Source information.
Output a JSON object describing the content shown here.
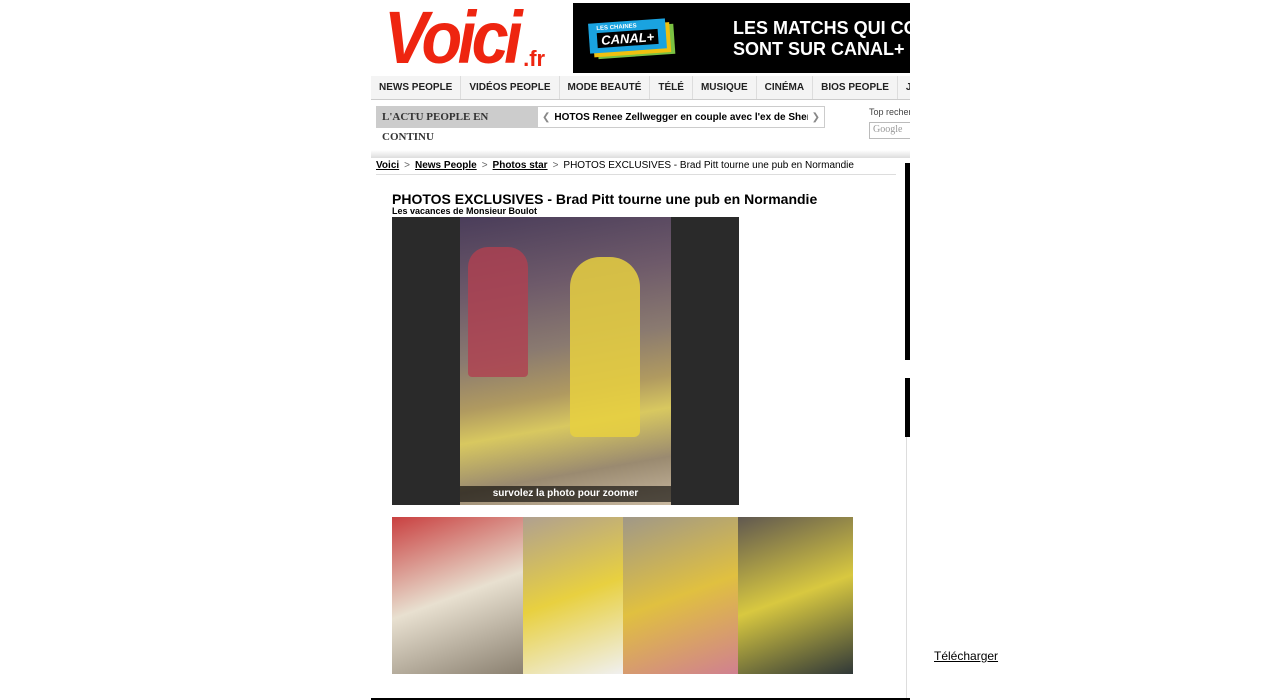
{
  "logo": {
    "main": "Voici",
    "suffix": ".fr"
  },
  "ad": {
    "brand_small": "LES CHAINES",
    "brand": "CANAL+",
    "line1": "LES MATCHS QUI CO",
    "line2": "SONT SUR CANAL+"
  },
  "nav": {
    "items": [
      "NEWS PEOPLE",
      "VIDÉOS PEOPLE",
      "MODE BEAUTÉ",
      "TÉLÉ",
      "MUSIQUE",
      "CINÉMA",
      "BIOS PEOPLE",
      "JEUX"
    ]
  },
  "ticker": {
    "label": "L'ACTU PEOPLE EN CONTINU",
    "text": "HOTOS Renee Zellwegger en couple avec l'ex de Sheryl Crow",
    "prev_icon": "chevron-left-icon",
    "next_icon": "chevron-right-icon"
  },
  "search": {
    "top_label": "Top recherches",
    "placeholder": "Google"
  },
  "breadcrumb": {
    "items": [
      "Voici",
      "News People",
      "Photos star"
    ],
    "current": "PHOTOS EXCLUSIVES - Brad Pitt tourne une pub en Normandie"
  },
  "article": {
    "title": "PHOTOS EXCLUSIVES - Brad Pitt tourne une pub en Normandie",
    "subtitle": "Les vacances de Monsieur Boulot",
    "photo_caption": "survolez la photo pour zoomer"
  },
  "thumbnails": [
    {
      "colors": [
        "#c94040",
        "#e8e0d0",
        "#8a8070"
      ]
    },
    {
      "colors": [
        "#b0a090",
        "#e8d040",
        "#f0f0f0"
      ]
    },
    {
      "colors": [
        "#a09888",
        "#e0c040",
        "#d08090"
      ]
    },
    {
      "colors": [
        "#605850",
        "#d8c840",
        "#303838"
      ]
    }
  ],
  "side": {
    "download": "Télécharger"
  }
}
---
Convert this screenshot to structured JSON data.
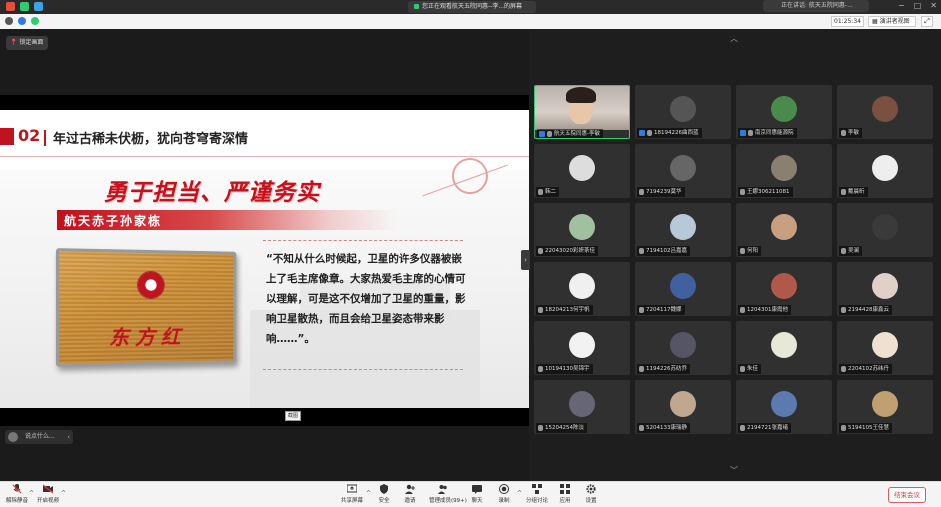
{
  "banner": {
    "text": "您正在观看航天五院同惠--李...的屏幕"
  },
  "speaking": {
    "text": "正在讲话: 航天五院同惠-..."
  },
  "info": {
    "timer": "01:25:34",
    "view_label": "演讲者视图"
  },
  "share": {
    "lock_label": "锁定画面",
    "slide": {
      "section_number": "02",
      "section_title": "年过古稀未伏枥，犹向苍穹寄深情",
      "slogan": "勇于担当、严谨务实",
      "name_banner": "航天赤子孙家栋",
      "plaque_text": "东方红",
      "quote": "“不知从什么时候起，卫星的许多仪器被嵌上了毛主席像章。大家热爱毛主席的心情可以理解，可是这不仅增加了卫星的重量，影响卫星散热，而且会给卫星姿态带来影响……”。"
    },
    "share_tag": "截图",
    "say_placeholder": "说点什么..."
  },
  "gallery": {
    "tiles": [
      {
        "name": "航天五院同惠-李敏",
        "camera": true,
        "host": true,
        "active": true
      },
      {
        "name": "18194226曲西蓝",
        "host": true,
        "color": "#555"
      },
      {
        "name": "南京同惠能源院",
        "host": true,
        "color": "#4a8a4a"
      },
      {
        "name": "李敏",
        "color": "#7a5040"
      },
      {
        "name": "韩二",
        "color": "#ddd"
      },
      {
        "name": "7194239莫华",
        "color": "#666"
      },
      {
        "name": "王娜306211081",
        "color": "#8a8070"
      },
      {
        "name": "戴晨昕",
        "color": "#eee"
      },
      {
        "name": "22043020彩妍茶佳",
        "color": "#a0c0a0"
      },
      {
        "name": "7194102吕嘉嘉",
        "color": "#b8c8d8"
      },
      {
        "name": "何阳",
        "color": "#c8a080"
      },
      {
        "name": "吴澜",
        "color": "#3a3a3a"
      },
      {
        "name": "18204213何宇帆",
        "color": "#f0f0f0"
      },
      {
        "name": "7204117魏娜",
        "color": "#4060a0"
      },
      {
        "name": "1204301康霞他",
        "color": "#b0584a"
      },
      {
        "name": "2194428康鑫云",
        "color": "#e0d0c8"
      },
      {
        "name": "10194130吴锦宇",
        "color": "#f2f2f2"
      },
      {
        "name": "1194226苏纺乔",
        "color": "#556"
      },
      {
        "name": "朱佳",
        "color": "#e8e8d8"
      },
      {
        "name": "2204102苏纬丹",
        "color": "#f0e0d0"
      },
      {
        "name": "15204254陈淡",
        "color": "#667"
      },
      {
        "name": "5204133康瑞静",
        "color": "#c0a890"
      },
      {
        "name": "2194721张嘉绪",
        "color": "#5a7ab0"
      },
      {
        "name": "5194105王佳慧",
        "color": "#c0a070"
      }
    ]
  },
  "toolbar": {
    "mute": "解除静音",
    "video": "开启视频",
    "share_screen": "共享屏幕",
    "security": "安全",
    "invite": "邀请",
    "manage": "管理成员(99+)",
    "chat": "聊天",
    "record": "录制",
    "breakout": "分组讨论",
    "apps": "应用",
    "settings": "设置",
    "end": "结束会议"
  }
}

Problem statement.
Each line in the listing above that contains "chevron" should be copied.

Answer to the problem.
    "prev_icon": "chevron-left-icon",
    "next_icon": "chevron-right-icon"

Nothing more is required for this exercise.